Cathy Pearl is the author of the O’Reilly book “Designing Voice User Interfaces”. She is VP of User Experience at Sensely, making healthcare more effective and accessible with a virtual nurse avatar. During her time at Nuance and Microsoft, she designed VUIs for banks, airlines, healthcare companies, and Ford SYNC, and at Volio she built a conversational iPad app that has Esquire Magazine’s style columnist advise users on what they should wear on a first date. She has a BS in Cognitive Science from UC San Diego, and an MS in Computer Science from Indiana University.

Mariana Lin has been a writer for the past 15 years. She previously worked as a principal creative at Siri, developing personality and voice internationally, and currently consults in AI writing. Her writing has appeared in publications such as New York magazine, GQ, Picture, The Huffington Post, the BBC, the Mississippi Review, and the New Guard Literary Review, and she has won awards for poetry and voice branding. She has varying levels of proficiency in French, Chinese, classic Greek, ASL, LAMP (Language Acquisition through Motor Planning), and is interested in the interplay of language, culture, and AI identity.
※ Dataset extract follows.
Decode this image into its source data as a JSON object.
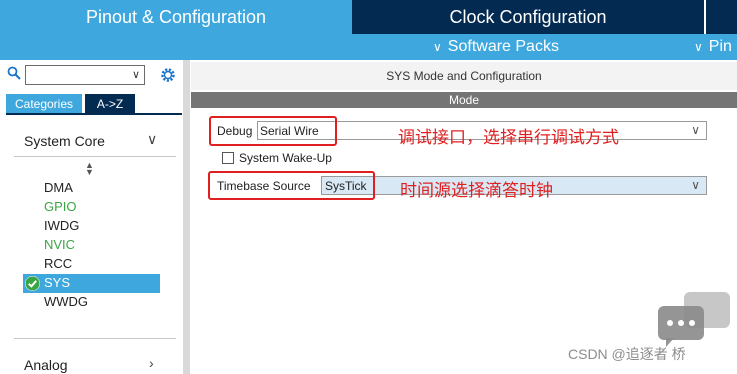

Daniel Padgett is a Conversation Design Lead for Google Assistant, creating engaging user experiences for Home, Pixel, Wear, and more. For the past 15 years, he has been leveraging language technologies to develop user-centered solutions for major brands like Allstate, Nike, Target, and Cisco. Just prior to Google, he led service design efforts as Director of Customer Service Experience at Walgreens, deploying proactive and personalized contact solutions for roughly 100 million customers at more than 8200 stores.